*REQUIREMENT:* Copy the entries below word for word, minus the pictures.
Content starts
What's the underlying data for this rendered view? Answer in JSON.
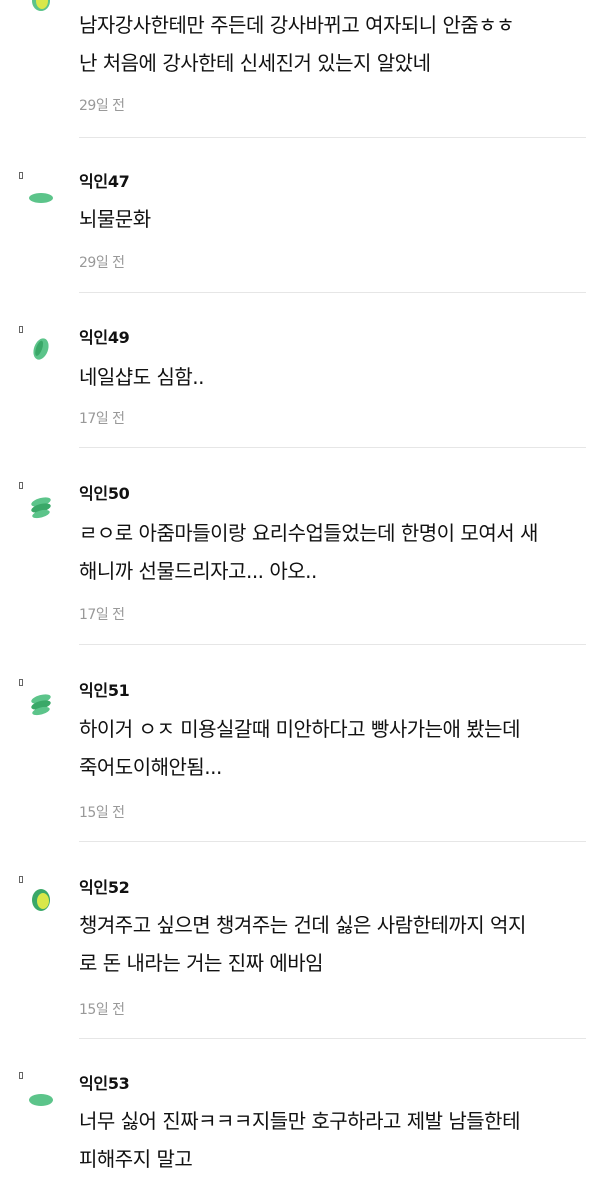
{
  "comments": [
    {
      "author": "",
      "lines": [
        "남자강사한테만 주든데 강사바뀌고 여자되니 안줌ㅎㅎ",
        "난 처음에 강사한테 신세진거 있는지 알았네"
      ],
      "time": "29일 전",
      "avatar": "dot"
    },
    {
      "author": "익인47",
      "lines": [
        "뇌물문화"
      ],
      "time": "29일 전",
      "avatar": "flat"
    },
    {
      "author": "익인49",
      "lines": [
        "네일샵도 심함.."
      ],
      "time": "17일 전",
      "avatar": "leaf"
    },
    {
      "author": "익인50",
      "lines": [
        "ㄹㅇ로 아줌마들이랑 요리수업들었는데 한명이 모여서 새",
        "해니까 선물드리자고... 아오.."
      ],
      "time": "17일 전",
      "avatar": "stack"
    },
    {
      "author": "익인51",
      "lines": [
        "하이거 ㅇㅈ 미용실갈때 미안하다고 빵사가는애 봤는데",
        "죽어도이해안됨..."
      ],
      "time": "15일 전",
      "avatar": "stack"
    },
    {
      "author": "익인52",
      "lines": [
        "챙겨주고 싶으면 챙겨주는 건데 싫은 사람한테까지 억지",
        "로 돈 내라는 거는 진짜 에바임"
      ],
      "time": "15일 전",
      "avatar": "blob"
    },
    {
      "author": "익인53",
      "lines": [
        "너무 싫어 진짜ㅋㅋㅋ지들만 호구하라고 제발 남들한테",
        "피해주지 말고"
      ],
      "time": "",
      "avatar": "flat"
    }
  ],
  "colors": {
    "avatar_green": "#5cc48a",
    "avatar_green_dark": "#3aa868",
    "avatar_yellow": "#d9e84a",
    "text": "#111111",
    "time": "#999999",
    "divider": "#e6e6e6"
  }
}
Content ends
*PROBLEM SOLUTION:*
What's the underlying data for this rendered view? Answer in JSON.
{
  "comments": [
    {
      "author": "",
      "lines": [
        "남자강사한테만 주든데 강사바뀌고 여자되니 안줌ㅎㅎ",
        "난 처음에 강사한테 신세진거 있는지 알았네"
      ],
      "time": "29일 전",
      "avatar": "dot"
    },
    {
      "author": "익인47",
      "lines": [
        "뇌물문화"
      ],
      "time": "29일 전",
      "avatar": "flat"
    },
    {
      "author": "익인49",
      "lines": [
        "네일샵도 심함.."
      ],
      "time": "17일 전",
      "avatar": "leaf"
    },
    {
      "author": "익인50",
      "lines": [
        "ㄹㅇ로 아줌마들이랑 요리수업들었는데 한명이 모여서 새",
        "해니까 선물드리자고... 아오.."
      ],
      "time": "17일 전",
      "avatar": "stack"
    },
    {
      "author": "익인51",
      "lines": [
        "하이거 ㅇㅈ 미용실갈때 미안하다고 빵사가는애 봤는데",
        "죽어도이해안됨..."
      ],
      "time": "15일 전",
      "avatar": "stack"
    },
    {
      "author": "익인52",
      "lines": [
        "챙겨주고 싶으면 챙겨주는 건데 싫은 사람한테까지 억지",
        "로 돈 내라는 거는 진짜 에바임"
      ],
      "time": "15일 전",
      "avatar": "blob"
    },
    {
      "author": "익인53",
      "lines": [
        "너무 싫어 진짜ㅋㅋㅋ지들만 호구하라고 제발 남들한테",
        "피해주지 말고"
      ],
      "time": "",
      "avatar": "flat"
    }
  ],
  "colors": {
    "avatar_green": "#5cc48a",
    "avatar_green_dark": "#3aa868",
    "avatar_yellow": "#d9e84a",
    "text": "#111111",
    "time": "#999999",
    "divider": "#e6e6e6"
  }
}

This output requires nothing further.